Caller: Good afternoon Darren, good afternoon Minister. How are you?
Darren Chester: Good thank you Steve.
Caller: I've got a question regarding tradies in their work vehicles. What percentage of accidents are they causing? Meaning, I don't think it would be many at all, because that's their livelihood.
Darren Chester: I'm not sure what percentage they are causing, Steve. There has been an alarming increase, though, in the last 12 months of men over 40 in light commercial vehicles being involved in crashes. And I'm not saying they have caused them, but they have been involved in quite a lot in the last 12 months, which is a worrying trend.
Across the board, the trend that probably is most disturbing is that there are more and more men being killed and injured in car accidents than ever before. I think you are almost three times more likely, as a male, to be involved in a fatal accident in Australia at the moment. Now, that's a challenge for us as blokes, to make sure we take our responsibility seriously behind the wheel, and we need to try and understand whether it is driver distraction, whether it is poor driver behaviour, or what is causing those crashes.
Darren James: Thanks Steve for the call. A couple of quick ones from me. You are down there in Gippsland; we have been covering local country Victorian hotels, we've been going all over the state. So being in Gippsland, what's your local?
Darren Chester: Well I've got a few locals. I actually live at Lakes Entrance, so my local's…
Darren James: Oh, did you?
Darren Chester: …my local's at the Central Hotel in the main street of Lakes Entrance.
Darren James: Yeah, I know that one.
Darren Chester: I had a counter meal there last night actually, it was a great feed. And there is another beauty called the Lake Tyers Waterwheel Tavern, which is right on the water at Lake Tyers, about 10 kilometres out of Lakes Entrance, which is very popular.

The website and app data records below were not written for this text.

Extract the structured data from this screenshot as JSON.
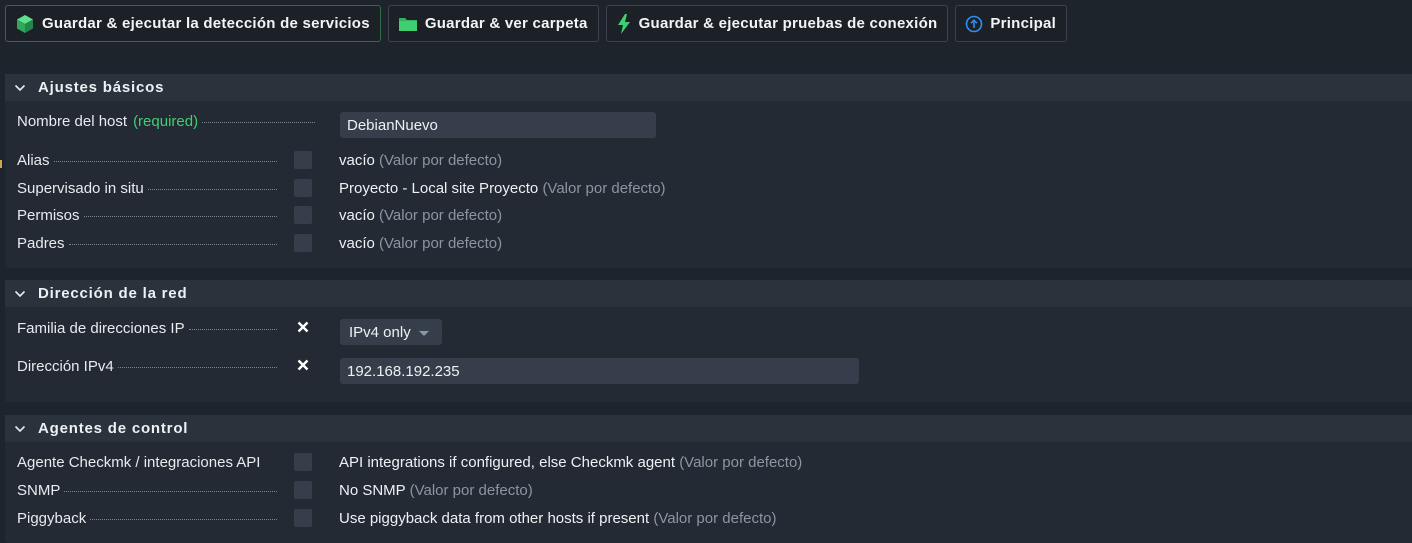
{
  "toolbar": {
    "buttons": [
      {
        "label": "Guardar & ejecutar la detección de servicios",
        "icon": "cube-icon"
      },
      {
        "label": "Guardar & ver carpeta",
        "icon": "folder-icon"
      },
      {
        "label": "Guardar & ejecutar pruebas de conexión",
        "icon": "lightning-icon"
      },
      {
        "label": "Principal",
        "icon": "arrow-up-circle-icon"
      }
    ]
  },
  "sections": {
    "basic": {
      "title": "Ajustes básicos",
      "hostname_label": "Nombre del host",
      "hostname_required": "(required)",
      "hostname_value": "DebianNuevo",
      "alias_label": "Alias",
      "alias_value": "vacío",
      "supervisado_label": "Supervisado in situ",
      "supervisado_value": "Proyecto - Local site Proyecto",
      "permisos_label": "Permisos",
      "permisos_value": "vacío",
      "padres_label": "Padres",
      "padres_value": "vacío",
      "default_text": "(Valor por defecto)"
    },
    "network": {
      "title": "Dirección de la red",
      "family_label": "Familia de direcciones IP",
      "family_value": "IPv4 only",
      "ipv4_label": "Dirección IPv4",
      "ipv4_value": "192.168.192.235"
    },
    "agents": {
      "title": "Agentes de control",
      "checkmk_label": "Agente Checkmk / integraciones API",
      "checkmk_value": "API integrations if configured, else Checkmk agent",
      "snmp_label": "SNMP",
      "snmp_value": "No SNMP",
      "piggyback_label": "Piggyback",
      "piggyback_value": "Use piggyback data from other hosts if present",
      "default_text": "(Valor por defecto)"
    }
  },
  "colors": {
    "background": "#1e242c",
    "section_header": "#2a323c",
    "accent_green": "#3ecf73",
    "muted_text": "#8b96a2",
    "principal_icon": "#2d8ff0"
  }
}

And there is one that I haven't actually had the chance to get to yet, is they've built a new pub at Buchan …
Darren James: We spoke to them yesterday, what a coincidence, and we spoke to the guy, his nickname is Brickie and he was a tremendous man. And that's a great story, where it was a sort of self-funded thing to get the pub up and running again.
Darren Chester: Yeah, a bit of a crowd-funding thing. I think I put in a hundred bucks, someone dobbed me into it.

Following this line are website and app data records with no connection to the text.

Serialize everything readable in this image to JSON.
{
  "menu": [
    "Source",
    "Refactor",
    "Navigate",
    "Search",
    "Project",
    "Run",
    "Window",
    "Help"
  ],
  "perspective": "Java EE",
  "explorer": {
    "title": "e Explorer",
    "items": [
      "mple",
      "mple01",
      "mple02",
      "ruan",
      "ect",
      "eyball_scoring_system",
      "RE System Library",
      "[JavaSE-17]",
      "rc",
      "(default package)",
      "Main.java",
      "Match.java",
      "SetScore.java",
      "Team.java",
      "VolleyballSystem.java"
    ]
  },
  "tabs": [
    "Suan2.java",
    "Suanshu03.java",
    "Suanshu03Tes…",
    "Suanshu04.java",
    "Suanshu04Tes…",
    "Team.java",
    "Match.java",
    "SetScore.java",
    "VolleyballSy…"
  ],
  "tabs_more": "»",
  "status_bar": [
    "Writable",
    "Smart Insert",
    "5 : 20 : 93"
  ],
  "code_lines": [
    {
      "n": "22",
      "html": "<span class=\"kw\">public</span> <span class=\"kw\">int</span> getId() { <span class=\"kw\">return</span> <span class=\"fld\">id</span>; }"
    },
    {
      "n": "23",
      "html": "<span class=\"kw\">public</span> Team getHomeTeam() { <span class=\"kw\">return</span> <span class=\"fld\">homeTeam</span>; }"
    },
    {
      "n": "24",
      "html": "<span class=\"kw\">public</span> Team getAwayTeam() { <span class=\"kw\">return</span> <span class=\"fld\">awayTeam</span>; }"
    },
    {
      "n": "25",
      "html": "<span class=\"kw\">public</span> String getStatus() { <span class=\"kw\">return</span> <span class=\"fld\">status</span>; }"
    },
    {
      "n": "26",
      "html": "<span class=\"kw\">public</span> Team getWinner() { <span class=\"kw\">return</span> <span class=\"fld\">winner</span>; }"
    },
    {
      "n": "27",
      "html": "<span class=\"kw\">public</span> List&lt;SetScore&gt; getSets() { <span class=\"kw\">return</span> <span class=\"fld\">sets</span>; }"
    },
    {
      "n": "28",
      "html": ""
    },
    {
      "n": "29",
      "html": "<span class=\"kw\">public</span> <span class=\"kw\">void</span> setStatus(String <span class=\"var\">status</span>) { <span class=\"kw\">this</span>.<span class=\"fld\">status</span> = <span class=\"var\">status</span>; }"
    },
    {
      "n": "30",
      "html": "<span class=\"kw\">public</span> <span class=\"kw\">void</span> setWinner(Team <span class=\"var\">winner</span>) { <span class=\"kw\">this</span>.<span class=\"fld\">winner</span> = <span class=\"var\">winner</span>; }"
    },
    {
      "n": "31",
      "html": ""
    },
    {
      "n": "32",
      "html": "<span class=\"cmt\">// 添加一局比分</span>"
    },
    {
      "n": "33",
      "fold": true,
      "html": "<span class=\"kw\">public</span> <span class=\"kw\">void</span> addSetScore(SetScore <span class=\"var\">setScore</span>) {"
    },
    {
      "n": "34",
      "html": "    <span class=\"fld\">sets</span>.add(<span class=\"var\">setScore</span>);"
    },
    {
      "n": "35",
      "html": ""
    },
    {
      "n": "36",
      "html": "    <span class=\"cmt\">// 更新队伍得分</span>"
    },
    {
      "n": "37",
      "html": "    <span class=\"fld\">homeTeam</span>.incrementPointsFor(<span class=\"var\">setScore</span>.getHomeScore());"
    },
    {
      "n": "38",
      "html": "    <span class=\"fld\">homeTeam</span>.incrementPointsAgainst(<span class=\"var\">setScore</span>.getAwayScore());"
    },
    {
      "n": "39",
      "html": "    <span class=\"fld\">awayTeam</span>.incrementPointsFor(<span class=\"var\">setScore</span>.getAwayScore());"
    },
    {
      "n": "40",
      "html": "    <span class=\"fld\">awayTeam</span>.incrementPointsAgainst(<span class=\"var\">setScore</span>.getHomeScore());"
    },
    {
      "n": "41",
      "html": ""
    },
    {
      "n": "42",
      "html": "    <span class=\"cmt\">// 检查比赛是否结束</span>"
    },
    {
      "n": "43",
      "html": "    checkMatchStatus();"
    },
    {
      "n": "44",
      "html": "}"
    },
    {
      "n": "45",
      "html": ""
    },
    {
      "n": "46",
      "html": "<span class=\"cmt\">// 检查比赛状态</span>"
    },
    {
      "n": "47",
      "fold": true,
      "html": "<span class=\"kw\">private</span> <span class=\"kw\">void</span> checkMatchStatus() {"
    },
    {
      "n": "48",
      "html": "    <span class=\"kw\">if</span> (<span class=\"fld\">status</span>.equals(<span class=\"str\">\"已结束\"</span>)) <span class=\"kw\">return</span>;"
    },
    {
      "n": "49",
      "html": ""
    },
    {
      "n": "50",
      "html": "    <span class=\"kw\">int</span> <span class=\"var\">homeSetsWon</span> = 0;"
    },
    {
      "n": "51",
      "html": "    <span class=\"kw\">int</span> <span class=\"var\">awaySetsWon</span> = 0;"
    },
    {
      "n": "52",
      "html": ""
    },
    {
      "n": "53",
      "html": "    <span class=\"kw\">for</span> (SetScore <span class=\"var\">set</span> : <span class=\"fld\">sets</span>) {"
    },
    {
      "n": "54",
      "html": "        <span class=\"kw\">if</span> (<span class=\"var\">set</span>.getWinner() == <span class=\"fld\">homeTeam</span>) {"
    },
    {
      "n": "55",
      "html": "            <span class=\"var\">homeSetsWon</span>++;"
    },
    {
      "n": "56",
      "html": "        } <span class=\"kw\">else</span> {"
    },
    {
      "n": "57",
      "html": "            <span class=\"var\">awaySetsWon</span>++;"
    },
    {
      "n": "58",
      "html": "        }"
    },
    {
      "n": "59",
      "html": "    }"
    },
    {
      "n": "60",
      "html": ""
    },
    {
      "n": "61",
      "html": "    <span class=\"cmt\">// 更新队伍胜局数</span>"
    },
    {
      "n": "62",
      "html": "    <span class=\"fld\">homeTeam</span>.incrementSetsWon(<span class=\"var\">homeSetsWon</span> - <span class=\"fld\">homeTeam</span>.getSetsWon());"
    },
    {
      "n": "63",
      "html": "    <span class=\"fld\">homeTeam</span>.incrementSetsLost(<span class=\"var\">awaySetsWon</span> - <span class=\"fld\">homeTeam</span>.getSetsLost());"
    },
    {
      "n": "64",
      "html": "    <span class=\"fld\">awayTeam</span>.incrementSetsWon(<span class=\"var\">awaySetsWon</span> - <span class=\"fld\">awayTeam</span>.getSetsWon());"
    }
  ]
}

Darren James: Good on you.
Darren Chester: I haven't been out there to have a pot of beer with them yet, but that's a great achievement. It's a little town, Buchan—it's famous for the Buchan Caves.

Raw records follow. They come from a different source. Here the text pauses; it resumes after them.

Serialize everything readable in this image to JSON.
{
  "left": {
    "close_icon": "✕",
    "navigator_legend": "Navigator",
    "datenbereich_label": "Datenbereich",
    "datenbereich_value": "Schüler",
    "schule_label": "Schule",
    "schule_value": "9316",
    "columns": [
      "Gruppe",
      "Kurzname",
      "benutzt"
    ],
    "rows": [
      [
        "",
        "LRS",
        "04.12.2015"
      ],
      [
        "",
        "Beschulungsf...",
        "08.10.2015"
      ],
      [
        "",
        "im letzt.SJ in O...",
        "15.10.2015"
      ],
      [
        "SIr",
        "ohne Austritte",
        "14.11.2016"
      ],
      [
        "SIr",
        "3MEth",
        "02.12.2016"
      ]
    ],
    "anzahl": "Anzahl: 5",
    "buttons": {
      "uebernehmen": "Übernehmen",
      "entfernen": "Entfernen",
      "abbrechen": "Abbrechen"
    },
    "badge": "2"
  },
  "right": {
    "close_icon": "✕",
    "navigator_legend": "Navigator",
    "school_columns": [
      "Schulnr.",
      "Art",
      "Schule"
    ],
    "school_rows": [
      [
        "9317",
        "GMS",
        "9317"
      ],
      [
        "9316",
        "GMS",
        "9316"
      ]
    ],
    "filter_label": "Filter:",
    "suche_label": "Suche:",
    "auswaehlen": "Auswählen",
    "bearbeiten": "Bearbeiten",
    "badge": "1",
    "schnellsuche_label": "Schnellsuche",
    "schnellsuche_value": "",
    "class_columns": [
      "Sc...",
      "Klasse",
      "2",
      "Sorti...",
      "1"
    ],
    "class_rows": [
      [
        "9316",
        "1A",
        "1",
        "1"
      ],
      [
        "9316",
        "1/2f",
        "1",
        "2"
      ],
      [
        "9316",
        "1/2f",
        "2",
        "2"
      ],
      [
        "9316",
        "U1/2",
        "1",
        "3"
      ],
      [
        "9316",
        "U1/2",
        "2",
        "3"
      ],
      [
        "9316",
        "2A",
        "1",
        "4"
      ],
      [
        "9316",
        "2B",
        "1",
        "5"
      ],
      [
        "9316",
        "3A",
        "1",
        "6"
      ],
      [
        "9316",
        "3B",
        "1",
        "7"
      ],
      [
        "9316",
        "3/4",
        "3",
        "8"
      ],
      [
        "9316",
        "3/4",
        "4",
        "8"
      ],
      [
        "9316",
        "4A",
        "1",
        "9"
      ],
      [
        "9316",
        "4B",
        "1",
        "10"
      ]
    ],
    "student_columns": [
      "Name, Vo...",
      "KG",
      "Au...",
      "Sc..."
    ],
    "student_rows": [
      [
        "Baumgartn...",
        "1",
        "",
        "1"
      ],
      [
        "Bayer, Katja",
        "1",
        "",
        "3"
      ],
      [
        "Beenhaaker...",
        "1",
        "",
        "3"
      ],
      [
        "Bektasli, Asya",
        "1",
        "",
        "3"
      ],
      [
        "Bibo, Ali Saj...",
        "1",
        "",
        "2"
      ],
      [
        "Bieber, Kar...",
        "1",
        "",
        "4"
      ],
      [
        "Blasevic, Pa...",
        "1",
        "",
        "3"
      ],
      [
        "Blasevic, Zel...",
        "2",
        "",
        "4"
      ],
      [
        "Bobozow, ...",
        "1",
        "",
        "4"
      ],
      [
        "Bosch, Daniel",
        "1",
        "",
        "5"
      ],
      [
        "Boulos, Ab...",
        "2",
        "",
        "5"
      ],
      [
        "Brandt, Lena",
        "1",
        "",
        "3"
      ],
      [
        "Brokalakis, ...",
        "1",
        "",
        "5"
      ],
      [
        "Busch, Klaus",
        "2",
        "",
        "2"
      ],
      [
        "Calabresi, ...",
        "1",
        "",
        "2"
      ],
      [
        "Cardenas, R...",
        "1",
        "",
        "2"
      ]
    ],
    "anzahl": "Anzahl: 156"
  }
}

Darren James: That's right, yeah.
Darren Chester: Everyone would've heard it from the caves. And when their watering hole got burned down it was a really sad thing for the town, and they got on top of the job and built a new one. So they're probably the three that I would—if I'm going out with my family for a meal, that's where we'd probably go to.
Darren James: Yeah, good call, very good call, and a coincidence that we spoke to them yesterday. And the final one: I've never met a Darren older than myself—my name is Darren— and you're younger than me so I'm still yet to meet one. But you're described as the George Clooney of federal ministers.
How did that come about?
Darren Chester: It was a bit of fun involving a radio presenter in Gippsland who was having some fun on air one day and started this thing going. I suppose it is better than being called the Shrek of ministers or something.
Darren James: That's right. Well I've seen a photo of you, and you know, I tend to agree Minister.
Darren Chester: You're very kind, Darren. Have a great day, and travel safe everyone.
Darren James: Thank you very much. You too. Darren Chester, the federal Member for Gippsland and Minister for Infrastructure and Transport.